Established in 2012, Various Small Fires is a unique architectural gem in central LA. A location, just off busy Melrose Avenue, is just one of the things that makes it so special. Its minimalist white building is surrounded by the tire and paint shops synonymous with the neighborhood, and reflects everything this gallery is about: challenging conventions. What makes the gallery a refreshing addition to the LA scene is its commitment to increasing accessibility for emerging artists, providing an unbiased platform for a diverse roster of creatives and mediums.
Outside, there’s a large open-air gallery for installations and sculptures, while inside has an unparalleled sound corridor for audio-visual experiences. And, if that wasn’t enough, Various Small Fires is also paving the way for carbon-neutral galleries, running its day-to-day operations on solar energy while reducing its use of plastic on site.
High in the hills of the residential, palm tree-lined streets of Los Feliz is not where you might expect to find an art gallery, let alone one with the charisma and credentials of Parker. Step inside and you’ll be met with classic 1920s features: hardwood floors and art-deco mouldings. It was founded in 2017 by artist Sam Parker, who was uninspired by the commercial buildings and spaces in Downtown LA, choosing instead to showcase predominantly underrepresented and early-career artists from his rented mock-Tudor home.
Previous exhibitions include Nut House – a celebration of the eccentric Nut art movement from northern Californian – and The De Luxe Show – a reimagining of an early 1970s exhibition, introducing previously celebrated artists to a new generation. Don’t be surprised if you spot Ringo, Parker’s apricot-colored poodle, admiring the latest canvases alongside you.
To understand the grassroots art scene in Los Angeles, head to Commonwealth and Council, which is in an unassuming warehouse in the heart of Koreatown. Founded in 2010, it offers an ever-changing program that showcases the realities and identities of female, PoC and queer artists.
Operating in true independent fashion, the gallery describes itself as a “community”, sustaining itself through generosity and hospitality rather than the commercialism often seen in larger galleries. It’s this strong-held ethos that helped nurture some of the best talent in the city – previously exhibited artists have gone on to win prizes at Frieze London (Beatriz Cortez), feature at the Whitney biennial (Gala Porras-Kim), and hold solo shows at the New Museum (Carmen Argote). You might visit Commonwealth and Council for the in-depth take on renegade art but you’ll leave with an appreciation of the art world’s brightest new stars.

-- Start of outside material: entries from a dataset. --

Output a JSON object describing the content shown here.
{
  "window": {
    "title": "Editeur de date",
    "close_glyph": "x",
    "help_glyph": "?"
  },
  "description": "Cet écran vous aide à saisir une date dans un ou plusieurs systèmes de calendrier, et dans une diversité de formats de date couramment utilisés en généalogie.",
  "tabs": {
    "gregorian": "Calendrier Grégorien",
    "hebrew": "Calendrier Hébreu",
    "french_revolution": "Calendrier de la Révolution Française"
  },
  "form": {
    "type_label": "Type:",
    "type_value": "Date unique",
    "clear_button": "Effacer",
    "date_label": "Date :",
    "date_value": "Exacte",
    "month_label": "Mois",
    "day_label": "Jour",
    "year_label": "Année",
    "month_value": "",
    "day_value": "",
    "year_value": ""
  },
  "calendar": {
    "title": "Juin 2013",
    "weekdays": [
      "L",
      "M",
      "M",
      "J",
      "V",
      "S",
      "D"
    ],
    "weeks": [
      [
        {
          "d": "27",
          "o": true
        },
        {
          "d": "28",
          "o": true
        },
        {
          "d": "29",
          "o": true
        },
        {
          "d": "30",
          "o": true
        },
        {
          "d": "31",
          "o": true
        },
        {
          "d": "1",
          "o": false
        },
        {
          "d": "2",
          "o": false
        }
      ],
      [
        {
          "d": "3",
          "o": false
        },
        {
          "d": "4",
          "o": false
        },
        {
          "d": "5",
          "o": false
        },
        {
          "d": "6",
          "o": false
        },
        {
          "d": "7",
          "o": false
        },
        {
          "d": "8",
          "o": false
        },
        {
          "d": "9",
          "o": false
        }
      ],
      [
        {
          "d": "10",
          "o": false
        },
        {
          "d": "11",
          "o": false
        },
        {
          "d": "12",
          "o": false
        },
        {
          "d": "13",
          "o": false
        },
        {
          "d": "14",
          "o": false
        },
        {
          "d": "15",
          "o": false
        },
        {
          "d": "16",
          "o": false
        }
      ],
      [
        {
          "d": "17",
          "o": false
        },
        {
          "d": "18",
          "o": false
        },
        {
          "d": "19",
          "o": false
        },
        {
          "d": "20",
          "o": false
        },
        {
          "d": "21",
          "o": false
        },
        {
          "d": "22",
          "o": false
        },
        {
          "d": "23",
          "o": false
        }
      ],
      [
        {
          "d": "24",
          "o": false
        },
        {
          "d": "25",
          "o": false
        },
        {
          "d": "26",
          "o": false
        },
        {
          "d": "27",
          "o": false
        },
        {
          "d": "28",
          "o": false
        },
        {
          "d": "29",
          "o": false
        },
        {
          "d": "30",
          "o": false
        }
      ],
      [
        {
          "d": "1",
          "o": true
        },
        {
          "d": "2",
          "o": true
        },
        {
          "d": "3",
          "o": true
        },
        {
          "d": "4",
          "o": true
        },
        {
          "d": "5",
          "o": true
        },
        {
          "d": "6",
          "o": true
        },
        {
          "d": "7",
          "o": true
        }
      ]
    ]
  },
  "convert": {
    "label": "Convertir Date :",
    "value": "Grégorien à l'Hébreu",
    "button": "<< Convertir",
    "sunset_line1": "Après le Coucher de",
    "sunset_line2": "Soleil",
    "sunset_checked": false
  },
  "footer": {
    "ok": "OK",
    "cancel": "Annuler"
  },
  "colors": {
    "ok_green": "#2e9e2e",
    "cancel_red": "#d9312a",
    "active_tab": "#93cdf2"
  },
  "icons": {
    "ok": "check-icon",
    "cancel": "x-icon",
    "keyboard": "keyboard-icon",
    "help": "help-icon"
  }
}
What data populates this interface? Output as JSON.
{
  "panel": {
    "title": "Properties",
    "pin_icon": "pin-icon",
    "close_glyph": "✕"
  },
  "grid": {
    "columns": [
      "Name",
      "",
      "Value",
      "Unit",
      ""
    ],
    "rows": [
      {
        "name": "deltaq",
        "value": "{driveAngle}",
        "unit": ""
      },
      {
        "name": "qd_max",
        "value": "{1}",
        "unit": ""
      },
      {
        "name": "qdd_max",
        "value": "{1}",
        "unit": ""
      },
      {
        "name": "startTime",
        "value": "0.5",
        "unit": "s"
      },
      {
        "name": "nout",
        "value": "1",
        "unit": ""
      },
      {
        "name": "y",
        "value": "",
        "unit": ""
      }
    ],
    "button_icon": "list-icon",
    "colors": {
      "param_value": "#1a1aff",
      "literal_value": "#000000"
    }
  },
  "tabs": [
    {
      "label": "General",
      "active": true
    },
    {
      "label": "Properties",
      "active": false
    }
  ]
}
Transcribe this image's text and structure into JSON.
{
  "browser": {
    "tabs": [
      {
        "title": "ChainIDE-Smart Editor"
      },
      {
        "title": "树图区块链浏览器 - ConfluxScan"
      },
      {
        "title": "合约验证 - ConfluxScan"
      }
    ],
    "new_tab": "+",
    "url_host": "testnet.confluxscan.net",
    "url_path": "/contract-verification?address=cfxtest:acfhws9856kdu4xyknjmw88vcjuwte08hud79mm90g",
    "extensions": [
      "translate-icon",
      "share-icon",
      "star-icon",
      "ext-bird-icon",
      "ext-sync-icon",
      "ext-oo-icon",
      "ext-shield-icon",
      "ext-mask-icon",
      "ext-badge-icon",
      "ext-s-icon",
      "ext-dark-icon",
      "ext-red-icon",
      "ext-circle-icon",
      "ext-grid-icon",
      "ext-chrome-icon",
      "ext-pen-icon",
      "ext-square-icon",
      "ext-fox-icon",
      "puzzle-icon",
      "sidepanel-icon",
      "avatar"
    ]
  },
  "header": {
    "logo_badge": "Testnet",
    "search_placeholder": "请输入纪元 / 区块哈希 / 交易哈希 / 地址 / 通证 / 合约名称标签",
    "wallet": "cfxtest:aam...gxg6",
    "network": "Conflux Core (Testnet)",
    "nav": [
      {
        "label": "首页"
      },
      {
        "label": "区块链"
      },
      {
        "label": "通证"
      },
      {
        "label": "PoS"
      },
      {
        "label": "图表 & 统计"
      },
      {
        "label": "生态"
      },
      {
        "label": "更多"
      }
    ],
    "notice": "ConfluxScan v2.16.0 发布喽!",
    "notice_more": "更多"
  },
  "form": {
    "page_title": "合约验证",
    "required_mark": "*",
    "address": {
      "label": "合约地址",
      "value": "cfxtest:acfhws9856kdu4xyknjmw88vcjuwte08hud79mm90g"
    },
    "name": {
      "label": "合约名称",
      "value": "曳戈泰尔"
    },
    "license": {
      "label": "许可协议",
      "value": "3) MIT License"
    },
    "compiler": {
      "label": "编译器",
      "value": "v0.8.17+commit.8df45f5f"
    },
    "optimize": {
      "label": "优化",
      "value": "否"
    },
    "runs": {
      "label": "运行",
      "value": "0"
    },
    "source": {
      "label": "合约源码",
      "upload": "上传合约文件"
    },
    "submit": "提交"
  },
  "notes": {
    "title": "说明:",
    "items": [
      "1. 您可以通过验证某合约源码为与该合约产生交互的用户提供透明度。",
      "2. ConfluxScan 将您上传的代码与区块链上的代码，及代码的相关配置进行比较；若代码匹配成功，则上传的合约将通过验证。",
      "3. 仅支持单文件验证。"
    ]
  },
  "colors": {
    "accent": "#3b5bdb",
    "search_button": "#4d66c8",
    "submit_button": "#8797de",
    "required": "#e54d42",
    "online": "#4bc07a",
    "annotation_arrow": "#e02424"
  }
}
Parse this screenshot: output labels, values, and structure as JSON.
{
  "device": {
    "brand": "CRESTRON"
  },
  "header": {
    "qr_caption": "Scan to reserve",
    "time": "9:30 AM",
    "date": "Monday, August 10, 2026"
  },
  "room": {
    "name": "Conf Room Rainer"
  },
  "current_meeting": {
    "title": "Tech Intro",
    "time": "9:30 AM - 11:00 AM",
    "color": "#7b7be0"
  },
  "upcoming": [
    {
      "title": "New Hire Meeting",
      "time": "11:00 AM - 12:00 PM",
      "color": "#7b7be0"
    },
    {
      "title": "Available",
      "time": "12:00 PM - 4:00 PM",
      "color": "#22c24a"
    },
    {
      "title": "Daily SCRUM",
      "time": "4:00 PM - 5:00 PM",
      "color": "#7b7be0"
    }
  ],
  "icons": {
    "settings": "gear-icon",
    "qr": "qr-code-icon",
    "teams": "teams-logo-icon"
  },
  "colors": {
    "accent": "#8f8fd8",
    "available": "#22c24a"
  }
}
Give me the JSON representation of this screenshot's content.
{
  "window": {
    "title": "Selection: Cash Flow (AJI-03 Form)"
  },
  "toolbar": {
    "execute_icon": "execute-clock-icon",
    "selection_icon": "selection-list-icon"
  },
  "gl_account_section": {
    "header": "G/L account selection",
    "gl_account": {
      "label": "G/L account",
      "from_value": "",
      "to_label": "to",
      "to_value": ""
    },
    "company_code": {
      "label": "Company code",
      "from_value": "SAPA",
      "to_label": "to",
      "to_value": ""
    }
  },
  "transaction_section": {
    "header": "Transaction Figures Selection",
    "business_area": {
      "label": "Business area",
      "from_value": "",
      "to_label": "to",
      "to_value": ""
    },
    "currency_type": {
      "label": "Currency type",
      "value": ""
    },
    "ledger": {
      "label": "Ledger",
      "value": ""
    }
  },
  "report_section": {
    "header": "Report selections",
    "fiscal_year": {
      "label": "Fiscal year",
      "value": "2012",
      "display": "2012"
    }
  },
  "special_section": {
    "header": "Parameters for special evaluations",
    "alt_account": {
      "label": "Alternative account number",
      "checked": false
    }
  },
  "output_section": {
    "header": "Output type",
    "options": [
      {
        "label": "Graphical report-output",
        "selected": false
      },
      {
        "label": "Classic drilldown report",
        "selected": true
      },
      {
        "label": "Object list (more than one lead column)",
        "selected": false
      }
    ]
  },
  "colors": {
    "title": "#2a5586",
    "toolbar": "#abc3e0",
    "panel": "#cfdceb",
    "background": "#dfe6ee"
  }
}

Self-confessed experimenters, Murmurs in Downtown LA exists to challenge expectations of what an art gallery can be. The industrial architecture might feel a little unorthodox at first but stick with it – the space was created by Los Angeles natives, Morgan Elder and Allison Littrell, to be inclusive for all (not just those in the know).
The expansive gallery is home to a diverse roster of exhibits in every medium you could think of. Wander between film screenings and panel discussions to workshops and live readings designed to prioritize engagement above all else. Once you’ve been fully immersed in the creative ebb and flow of the cavernous building, make your way to the gallery cafe – a minimalist haven filled with verdant plants. It’s the perfect place to digest everything you’ve just seen.
Find out more and start planning your trip now by visiting discoverlosangeles.com